The New England Patriots drafted Antonio Garcia in the third round of the 2017 draft with the expectation that he would be a developmental player that would one day replace veteran Nate Solder at left tackle. Unfortunately, after detecting blood clots in his lungs during his rookie year and dealing with the weight fluctuations inherent in his recovery, Garcia was never healthy enough to be medically cleared by the Patriots, who quickly parted ways with him this summer. The Jets then signed him, but there wasn’t enough time for Garcia to get back into football shape so the Jets were also forced to cut him. The Bills, on the other hand, might have the flexibility to stash Garcia on their roster, allowing him time to recover. This could end up yielding a backup tackle, if not a starter, in the long run.

Hau’oli Kikaha, DE/OLB

Kikaha is another player with a high draft pedigree. A second round pick by New Orleans in 2015, he flashed as a rookie but the very next year tore his ACL. That sapped him of much of his speed, and with other capable option on their roster, the Saints were forced to cut bait. For the Bills, Kikaha doesn’t have the size or the pass rush ability to be a full-time defensive end in this defense, but might fit as a backup to Lorenzo Alexander at SAM linebacker. Veteran journeyman Deon Lacey is currently in that role, but he had a very disappointing preseason.

Kevin Minter, ILB

The Bills cut recent sixth round pick Tanner Vallejo, leaving Julian Stanford as the sole backup at inside linebacker. With only 19 tackles and few starts in his career, Stanford is hardly someone the team can rely on. Minter is a former second round pick and starter for the Arizona Cardinals and Cincinnati Bengals. Injuries and suspensions have limited his impact on the field and he was eventually signed by the Jets for a pittance until he was cut on Friday. Though he wouldn’t offer much upside in coverage, the 6’0”, 246 pound veteran linebacker still can be a force against run, something the Bills struggled against last year, and would provide a veteran voice in the locker room for rookie Tremaine Edmunds.

Nico Siragusa, OG

Similar to Garcia, Siragusa suffered a devastating injury his rookie year, tearing his ACL, MCL and PCL. A fourth round pick in 2017, Siragusa is a six-foot-four, 319-pound run blocking tank. He likely needs some additional time to recover, but the Bills need an influx of talent along the interior of the offensive line and Siragusa would be a great fit for the type of power run team the Bills are looking to become.

Breshad Perriman, WR

Perriman was the 26th overall pick of the 2015 NFL Draft by the Baltimore Ravens and was supposed to be the team’s new long-term deep threat.
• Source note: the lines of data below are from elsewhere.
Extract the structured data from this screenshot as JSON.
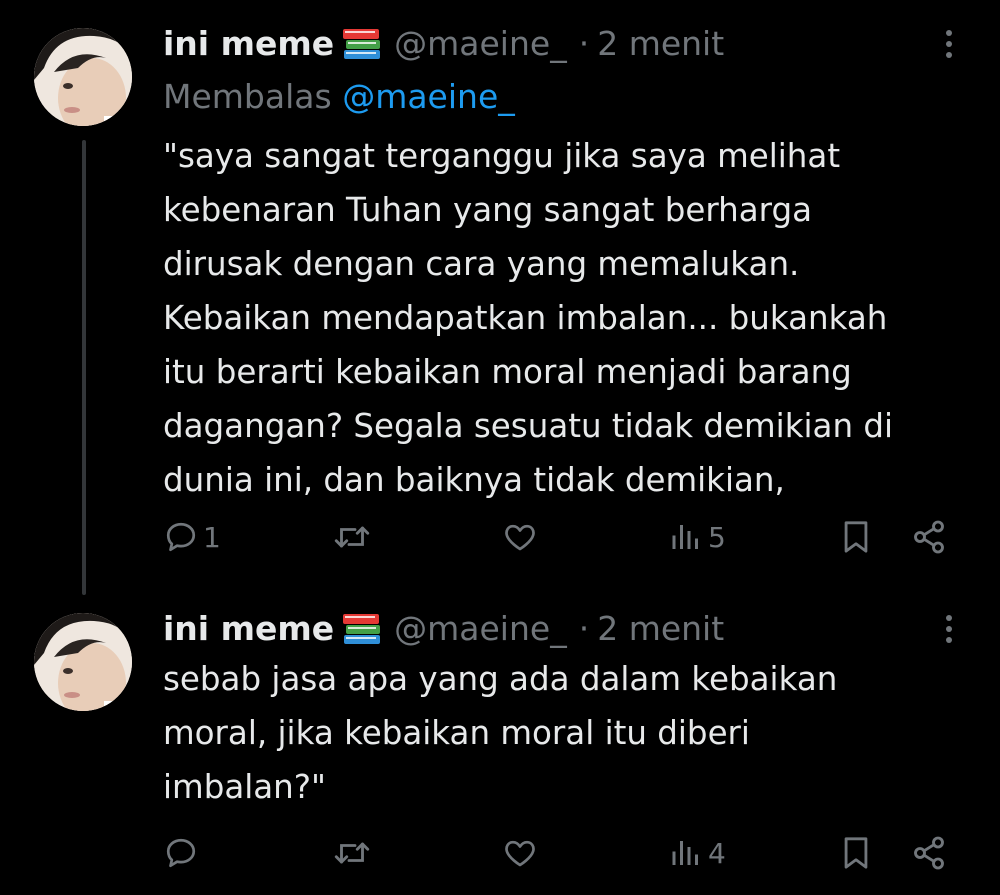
{
  "tweets": [
    {
      "display_name": "ini meme",
      "emoji_icon": "books-icon",
      "handle": "@maeine_",
      "separator": "·",
      "time": "2 menit",
      "reply_prefix": "Membalas",
      "reply_mention": "@maeine_",
      "text": "\"saya sangat terganggu jika saya melihat\nkebenaran Tuhan yang sangat berharga\ndirusak dengan cara yang memalukan.\nKebaikan mendapatkan imbalan... bukankah\nitu berarti kebaikan moral menjadi barang\ndagangan? Segala sesuatu tidak demikian di\ndunia ini, dan baiknya tidak demikian,",
      "actions": {
        "reply_count": "1",
        "retweet_count": "",
        "like_count": "",
        "views_count": "5"
      }
    },
    {
      "display_name": "ini meme",
      "emoji_icon": "books-icon",
      "handle": "@maeine_",
      "separator": "·",
      "time": "2 menit",
      "text": "sebab jasa apa yang ada dalam kebaikan\nmoral, jika kebaikan moral itu diberi\nimbalan?\"",
      "actions": {
        "reply_count": "",
        "retweet_count": "",
        "like_count": "",
        "views_count": "4"
      }
    }
  ],
  "colors": {
    "background": "#000000",
    "text": "#e7e9ea",
    "muted": "#71767b",
    "mention": "#1d9bf0",
    "thread_line": "#333639"
  }
}
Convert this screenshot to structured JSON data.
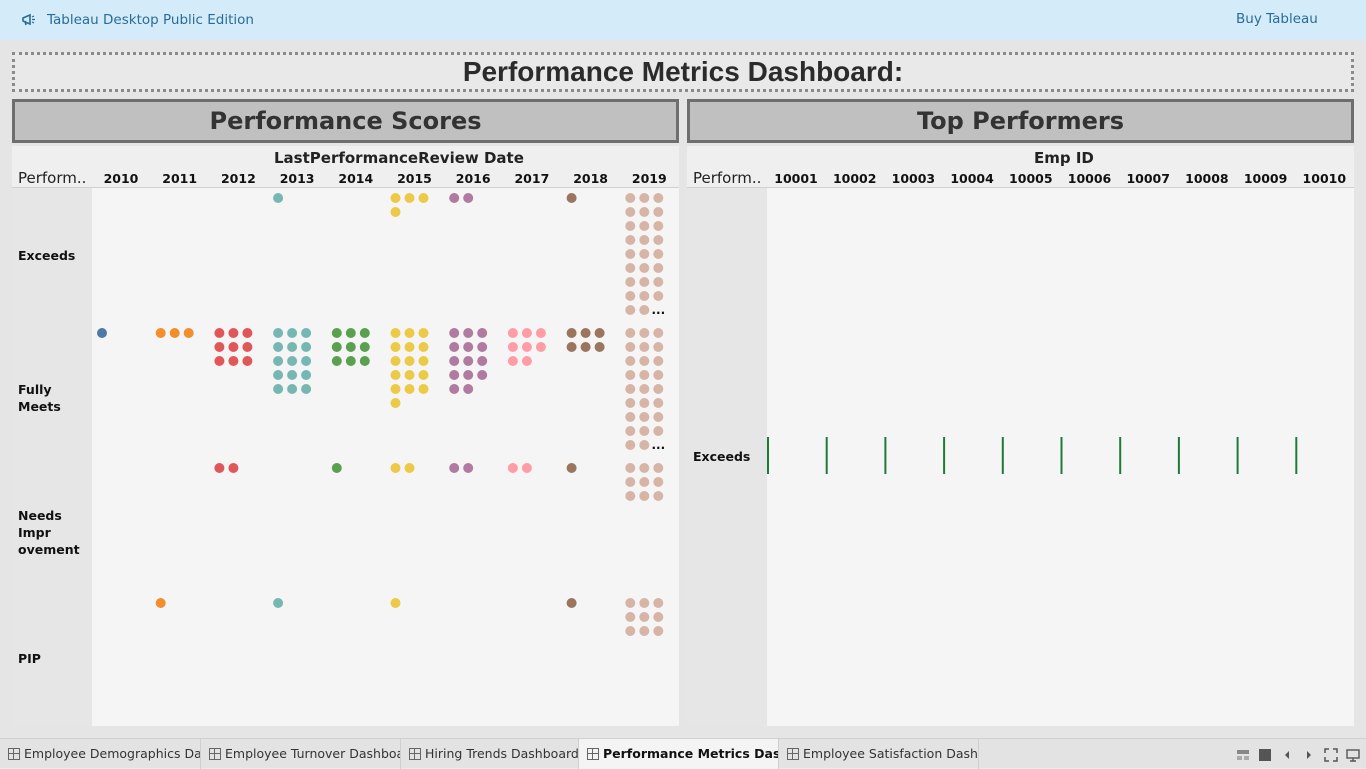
{
  "app": {
    "title": "Tableau Desktop Public Edition",
    "buy_label": "Buy Tableau"
  },
  "dashboard": {
    "title": "Performance Metrics Dashboard:"
  },
  "left_panel": {
    "title": "Performance Scores",
    "column_field": "LastPerformanceReview Date",
    "row_field": "Perform..",
    "columns": [
      "2010",
      "2011",
      "2012",
      "2013",
      "2014",
      "2015",
      "2016",
      "2017",
      "2018",
      "2019"
    ],
    "rows": [
      "Exceeds",
      "Fully Meets",
      "Needs Impr ovement",
      "PIP"
    ],
    "more_indicator": "..."
  },
  "right_panel": {
    "title": "Top Performers",
    "column_field": "Emp ID",
    "row_field": "Perform..",
    "columns": [
      "10001",
      "10002",
      "10003",
      "10004",
      "10005",
      "10006",
      "10007",
      "10008",
      "10009",
      "10010"
    ],
    "rows": [
      "Exceeds"
    ]
  },
  "colors": {
    "2010": "#4e79a7",
    "2011": "#f28e2b",
    "2012": "#e15759",
    "2013": "#76b7b2",
    "2014": "#59a14f",
    "2015": "#edc948",
    "2016": "#b07aa1",
    "2017": "#ff9da7",
    "2018": "#9c755f",
    "2019": "#d7b5a6",
    "tick": "#1f7a3a"
  },
  "chart_data": [
    {
      "type": "scatter",
      "title": "Performance Scores",
      "xlabel": "LastPerformanceReview Date",
      "ylabel": "Perform..",
      "categories": [
        "2010",
        "2011",
        "2012",
        "2013",
        "2014",
        "2015",
        "2016",
        "2017",
        "2018",
        "2019"
      ],
      "series": [
        {
          "name": "Exceeds",
          "values": [
            0,
            0,
            0,
            1,
            0,
            4,
            2,
            0,
            1,
            27
          ]
        },
        {
          "name": "Fully Meets",
          "values": [
            1,
            3,
            9,
            15,
            9,
            16,
            14,
            8,
            6,
            27
          ]
        },
        {
          "name": "Needs Impr ovement",
          "values": [
            0,
            0,
            2,
            0,
            1,
            2,
            2,
            2,
            1,
            9
          ]
        },
        {
          "name": "PIP",
          "values": [
            0,
            1,
            0,
            1,
            0,
            1,
            0,
            0,
            1,
            9
          ]
        }
      ],
      "truncated_cells": [
        {
          "row": "Exceeds",
          "column": "2019"
        },
        {
          "row": "Fully Meets",
          "column": "2019"
        }
      ]
    },
    {
      "type": "bar",
      "title": "Top Performers",
      "xlabel": "Emp ID",
      "ylabel": "Perform..",
      "categories": [
        "10001",
        "10002",
        "10003",
        "10004",
        "10005",
        "10006",
        "10007",
        "10008",
        "10009",
        "10010"
      ],
      "series": [
        {
          "name": "Exceeds",
          "values": [
            1,
            1,
            1,
            1,
            1,
            1,
            1,
            1,
            1,
            1
          ]
        }
      ]
    }
  ],
  "tabs": [
    {
      "label": "Employee Demographics Da...",
      "active": false
    },
    {
      "label": "Employee Turnover Dashboa...",
      "active": false
    },
    {
      "label": "Hiring Trends Dashboard:",
      "active": false
    },
    {
      "label": "Performance Metrics Dash...",
      "active": true
    },
    {
      "label": "Employee Satisfaction Dash...",
      "active": false
    }
  ],
  "controls": [
    "grid-view-icon",
    "single-view-icon",
    "previous-icon",
    "next-icon",
    "fullscreen-icon",
    "present-icon"
  ]
}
Injuries and ineffectiveness limited his usage, and after the Ravens went out and signed several quality veterans, Perriman ran out of chances. Still only 24 years old, the third-year player still has the raw athleticism that saw him drafted in the first round. Perhaps all he needs is a change in scheme and scenery.